But believe me when I tell you that every single blathery, trite, cliched superlative I can come up with applies here. At least when it comes to McDonald's performance, which is brilliant, sublime, superb, extraordinary.

The show itself is not quite as superlative, but I don't think that matters, at least not in this case. There have been other productions that I can't speak to: Lady Day at Emerson's Bar and Grill premiered in Atlanta in 1986 and opened Off Broadway at the Vineyard in the same year (S. Epatha Merkerson, later of Law & Order fame, took over for Lonette McKee as Holiday during that year-long run). It has been bouncing around the country in regional productions ever since. I can understand why--Lady Day is small and easily staged, and it allows for black, female actresses to take on a challenging, interesting character.

After all, Billie Holiday is, in the end, just the leading character of this show--a fictionalized one based closely on the real woman. What we see of Holiday in Lady Day is playwright Lanie Robertson's reimagining of a concert she gave to seven audience members at a rundown bar in South Philadelphia in March 1959. A few months later, Holiday would die at 44 of cirrhosis of the liver and heart disease, both the result of excessive drinking and heroin use. It has been pointed out by other critics that at this point in her life, Holiday probably would have been completely unintelligible, totally ravaged, impossible to listen to. It has also been pointed out that the real Holiday was a famously private performer who suffered recurring bouts of stage fright, and that she certainly wouldn't have chatted amicably and at great length between songs as she does here. 

Monday, June 09, 2014

The 68th Annual Tony Awards

See Hugh Jackman hop. See Hugh Jackman hop some more. Watch minutes pass that could have been devoted to a number from Bridges of Madison County. Wonder why Jackman is stealing a not-interesting bit from a movie. Remember last year's fabulous opening number. Wish Neil Patrick Harris could be in two places at one time.

Be really bored by the gay jokes. Wonder why Jackman, a man whose facial hair is possibly not his only beard, would tell quite so many.

Be really glad at the open same-sex affection.

See After Midnight's number be ruined by random camera work. See Aladdin be simultaneously overenergetic and underinteresting. See Rocky be the same. See Les Miz land like a second-rate middle-school production. Feel pummeled when Nikki James sings. See Violet's number fail to express its essential (and wonderful) Violet-ness.

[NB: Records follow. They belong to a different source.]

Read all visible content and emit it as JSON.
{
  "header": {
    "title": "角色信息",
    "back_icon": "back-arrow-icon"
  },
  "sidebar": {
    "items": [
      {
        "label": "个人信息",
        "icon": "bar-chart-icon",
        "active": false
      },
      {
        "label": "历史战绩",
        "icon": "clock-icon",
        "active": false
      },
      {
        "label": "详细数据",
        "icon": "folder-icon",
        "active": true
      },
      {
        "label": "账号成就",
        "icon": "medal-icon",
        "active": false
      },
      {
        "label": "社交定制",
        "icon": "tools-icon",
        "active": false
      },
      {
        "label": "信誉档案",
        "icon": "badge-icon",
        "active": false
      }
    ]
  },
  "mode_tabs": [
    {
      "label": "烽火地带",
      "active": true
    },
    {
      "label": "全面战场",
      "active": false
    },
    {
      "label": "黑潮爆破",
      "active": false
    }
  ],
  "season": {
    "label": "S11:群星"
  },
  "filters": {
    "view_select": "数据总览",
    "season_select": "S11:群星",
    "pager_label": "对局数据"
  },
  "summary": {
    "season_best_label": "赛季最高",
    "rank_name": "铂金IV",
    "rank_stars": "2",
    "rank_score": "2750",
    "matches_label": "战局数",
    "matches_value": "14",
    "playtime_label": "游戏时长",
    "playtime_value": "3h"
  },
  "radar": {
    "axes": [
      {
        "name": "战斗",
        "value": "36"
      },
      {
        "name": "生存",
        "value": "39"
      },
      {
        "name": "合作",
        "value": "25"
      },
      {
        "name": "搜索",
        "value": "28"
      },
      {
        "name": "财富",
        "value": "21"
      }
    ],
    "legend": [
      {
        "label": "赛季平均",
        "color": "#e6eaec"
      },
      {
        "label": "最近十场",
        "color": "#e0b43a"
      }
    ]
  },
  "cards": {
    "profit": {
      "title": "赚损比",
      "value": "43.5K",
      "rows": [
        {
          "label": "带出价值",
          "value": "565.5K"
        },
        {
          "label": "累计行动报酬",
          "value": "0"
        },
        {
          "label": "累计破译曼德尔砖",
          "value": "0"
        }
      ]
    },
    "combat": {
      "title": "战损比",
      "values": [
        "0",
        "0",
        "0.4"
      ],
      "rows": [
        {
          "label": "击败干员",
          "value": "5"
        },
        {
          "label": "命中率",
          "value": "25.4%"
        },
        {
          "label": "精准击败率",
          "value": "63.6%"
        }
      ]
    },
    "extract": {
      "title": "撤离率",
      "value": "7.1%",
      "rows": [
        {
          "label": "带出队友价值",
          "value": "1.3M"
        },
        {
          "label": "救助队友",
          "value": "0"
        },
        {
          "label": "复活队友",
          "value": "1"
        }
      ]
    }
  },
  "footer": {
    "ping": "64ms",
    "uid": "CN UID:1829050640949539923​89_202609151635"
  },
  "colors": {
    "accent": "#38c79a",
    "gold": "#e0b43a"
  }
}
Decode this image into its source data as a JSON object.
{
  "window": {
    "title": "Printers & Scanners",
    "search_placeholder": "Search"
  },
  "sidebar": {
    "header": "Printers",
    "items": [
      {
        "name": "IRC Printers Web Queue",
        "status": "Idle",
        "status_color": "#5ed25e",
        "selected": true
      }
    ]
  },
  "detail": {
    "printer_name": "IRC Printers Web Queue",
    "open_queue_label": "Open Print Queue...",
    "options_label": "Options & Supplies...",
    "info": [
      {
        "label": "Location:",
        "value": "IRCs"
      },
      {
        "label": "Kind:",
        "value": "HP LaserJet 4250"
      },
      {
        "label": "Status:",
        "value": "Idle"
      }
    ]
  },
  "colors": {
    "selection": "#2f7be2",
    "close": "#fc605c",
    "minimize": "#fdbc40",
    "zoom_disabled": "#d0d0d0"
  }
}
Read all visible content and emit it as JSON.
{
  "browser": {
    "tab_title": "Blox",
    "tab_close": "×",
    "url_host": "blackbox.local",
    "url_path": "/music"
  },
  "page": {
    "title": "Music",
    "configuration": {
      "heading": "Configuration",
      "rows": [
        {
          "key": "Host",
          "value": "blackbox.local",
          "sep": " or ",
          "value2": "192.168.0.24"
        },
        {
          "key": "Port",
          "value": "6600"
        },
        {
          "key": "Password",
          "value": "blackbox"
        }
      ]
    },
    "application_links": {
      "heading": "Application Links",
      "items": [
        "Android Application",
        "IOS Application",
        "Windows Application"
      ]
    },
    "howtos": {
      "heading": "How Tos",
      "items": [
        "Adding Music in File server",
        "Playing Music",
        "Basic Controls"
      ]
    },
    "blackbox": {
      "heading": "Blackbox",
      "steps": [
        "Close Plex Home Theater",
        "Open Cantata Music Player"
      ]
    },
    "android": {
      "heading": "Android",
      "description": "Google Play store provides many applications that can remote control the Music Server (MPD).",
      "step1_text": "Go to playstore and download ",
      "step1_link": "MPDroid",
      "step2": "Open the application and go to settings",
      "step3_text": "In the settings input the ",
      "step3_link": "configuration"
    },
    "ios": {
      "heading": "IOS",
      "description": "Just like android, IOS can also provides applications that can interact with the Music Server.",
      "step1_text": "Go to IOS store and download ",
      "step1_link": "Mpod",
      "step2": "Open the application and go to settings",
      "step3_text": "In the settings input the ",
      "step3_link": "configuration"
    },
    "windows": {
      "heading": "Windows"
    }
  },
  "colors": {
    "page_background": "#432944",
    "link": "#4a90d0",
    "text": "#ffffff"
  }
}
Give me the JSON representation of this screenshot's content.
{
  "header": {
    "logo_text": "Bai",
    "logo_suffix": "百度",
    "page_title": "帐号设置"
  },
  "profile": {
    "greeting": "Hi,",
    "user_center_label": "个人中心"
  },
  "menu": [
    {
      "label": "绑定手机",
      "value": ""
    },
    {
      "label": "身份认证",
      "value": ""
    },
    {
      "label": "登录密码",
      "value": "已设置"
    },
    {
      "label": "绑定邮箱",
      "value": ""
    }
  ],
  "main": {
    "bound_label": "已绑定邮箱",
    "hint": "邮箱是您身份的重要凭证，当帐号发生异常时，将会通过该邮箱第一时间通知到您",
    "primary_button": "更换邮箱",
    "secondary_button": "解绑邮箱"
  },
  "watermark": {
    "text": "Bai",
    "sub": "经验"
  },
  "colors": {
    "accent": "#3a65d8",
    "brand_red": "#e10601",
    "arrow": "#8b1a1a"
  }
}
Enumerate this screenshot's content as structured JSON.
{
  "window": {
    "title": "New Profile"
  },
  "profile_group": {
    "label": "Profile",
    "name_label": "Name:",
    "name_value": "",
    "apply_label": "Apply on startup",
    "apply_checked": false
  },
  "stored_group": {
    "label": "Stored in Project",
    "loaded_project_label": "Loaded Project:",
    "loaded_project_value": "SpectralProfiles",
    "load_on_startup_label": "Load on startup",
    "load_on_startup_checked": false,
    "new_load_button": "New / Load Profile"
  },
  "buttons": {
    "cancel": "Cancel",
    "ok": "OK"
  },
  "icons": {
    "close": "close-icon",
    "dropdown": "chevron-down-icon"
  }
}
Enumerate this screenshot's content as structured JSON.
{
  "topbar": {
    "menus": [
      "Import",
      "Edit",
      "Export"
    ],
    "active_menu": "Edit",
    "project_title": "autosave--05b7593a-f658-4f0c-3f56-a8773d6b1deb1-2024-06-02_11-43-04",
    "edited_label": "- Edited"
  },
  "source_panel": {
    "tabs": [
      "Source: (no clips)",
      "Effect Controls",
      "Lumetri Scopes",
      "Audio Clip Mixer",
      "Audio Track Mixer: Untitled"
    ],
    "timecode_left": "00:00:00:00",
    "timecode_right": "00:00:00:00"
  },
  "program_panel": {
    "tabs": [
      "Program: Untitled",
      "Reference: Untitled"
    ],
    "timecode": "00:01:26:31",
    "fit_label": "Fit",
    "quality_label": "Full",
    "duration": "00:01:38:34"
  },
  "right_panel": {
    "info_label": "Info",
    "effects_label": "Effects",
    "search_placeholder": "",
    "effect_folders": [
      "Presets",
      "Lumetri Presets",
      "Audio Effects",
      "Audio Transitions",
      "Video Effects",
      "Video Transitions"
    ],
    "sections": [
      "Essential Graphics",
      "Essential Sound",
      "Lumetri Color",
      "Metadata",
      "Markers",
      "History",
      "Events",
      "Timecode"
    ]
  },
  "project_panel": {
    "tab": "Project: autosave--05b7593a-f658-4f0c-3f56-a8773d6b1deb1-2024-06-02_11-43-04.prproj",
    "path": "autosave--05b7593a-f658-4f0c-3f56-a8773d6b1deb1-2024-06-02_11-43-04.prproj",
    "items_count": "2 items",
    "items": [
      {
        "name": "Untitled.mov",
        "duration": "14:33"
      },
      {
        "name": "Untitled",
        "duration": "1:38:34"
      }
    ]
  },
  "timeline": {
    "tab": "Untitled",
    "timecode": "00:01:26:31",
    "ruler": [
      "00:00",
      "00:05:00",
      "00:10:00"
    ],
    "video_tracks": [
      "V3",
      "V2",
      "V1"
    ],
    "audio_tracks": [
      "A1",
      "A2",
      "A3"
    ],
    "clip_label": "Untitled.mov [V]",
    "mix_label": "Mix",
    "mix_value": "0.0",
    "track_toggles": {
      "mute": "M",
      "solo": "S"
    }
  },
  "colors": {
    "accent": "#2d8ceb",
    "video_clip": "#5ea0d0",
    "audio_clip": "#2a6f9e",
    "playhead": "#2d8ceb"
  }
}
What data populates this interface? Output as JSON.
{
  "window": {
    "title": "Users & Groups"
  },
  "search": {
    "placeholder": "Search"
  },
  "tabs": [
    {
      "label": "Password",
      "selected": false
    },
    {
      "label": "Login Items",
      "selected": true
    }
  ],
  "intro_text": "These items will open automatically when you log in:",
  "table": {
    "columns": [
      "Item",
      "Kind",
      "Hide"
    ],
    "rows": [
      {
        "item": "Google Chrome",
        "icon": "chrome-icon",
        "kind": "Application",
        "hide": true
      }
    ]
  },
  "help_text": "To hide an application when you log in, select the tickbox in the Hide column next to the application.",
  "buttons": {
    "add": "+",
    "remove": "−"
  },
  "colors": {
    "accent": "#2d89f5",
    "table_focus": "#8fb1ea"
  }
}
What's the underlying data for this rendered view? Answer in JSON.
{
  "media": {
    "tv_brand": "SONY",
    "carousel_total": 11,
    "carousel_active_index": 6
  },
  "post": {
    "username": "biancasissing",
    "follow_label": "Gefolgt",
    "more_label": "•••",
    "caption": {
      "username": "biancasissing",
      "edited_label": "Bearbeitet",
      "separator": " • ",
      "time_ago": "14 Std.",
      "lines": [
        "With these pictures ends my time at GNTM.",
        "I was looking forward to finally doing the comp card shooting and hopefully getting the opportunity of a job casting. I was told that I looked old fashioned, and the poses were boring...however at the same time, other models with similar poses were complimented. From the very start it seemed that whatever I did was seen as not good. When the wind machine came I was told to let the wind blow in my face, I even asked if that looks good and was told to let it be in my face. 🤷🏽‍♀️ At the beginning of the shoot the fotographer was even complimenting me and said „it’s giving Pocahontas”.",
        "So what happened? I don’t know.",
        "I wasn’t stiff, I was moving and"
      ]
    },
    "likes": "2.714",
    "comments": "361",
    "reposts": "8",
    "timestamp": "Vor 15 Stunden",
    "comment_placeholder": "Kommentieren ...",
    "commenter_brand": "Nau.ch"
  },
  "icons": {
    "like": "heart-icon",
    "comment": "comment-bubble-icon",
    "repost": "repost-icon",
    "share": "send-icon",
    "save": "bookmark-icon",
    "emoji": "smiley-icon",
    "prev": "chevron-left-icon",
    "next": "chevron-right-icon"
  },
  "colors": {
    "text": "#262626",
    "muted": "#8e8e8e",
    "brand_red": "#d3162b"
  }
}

See Hugh Jackman do something annoying. See Hugh Jackman do something else annoying. See Hugh Jackman fail to understand that it is not the Hugh Jackman show.

Post-Tony Snark

The Tony Awards are always my favorite awards ceremony, but this year they really pissed me off. And while I am the first to argue that the Tonys are never an accurate barometer of the broader state of commercial theater in New York or anywhere, I was nevertheless dismayed by the direction last night's broadcast chose to take.

Generally speaking, Broadway has been in a weird place for the past, oh, near-century or so. Once an epicenter for popular culture in this country, Broadway has been struggling to reclaim its legitimacy since at least the 1950s, when rock and roll came along and sent Tin Pan Alley packing. I sympathize--it's tough to be made to feel like you're past your prime. Thus, while I can be snarky and loudly critical sometimes, I'm nevertheless fairly supportive of whatever the theater industry chooses to do to keep musicals alive and relevant, not only because I love and believe in the theater (commercial and otherwise), but because, selfishly, I want to patronize it as much as I possibly can and would have to find something else to do with my life were it to go away.

That being said, last night's ceremony seemed to be imitating the bigger ceremonies--the Academy Awards, specifically--in ways that it shouldn't. I hope that next year's broadcast doesn't think these things were worth revisiting: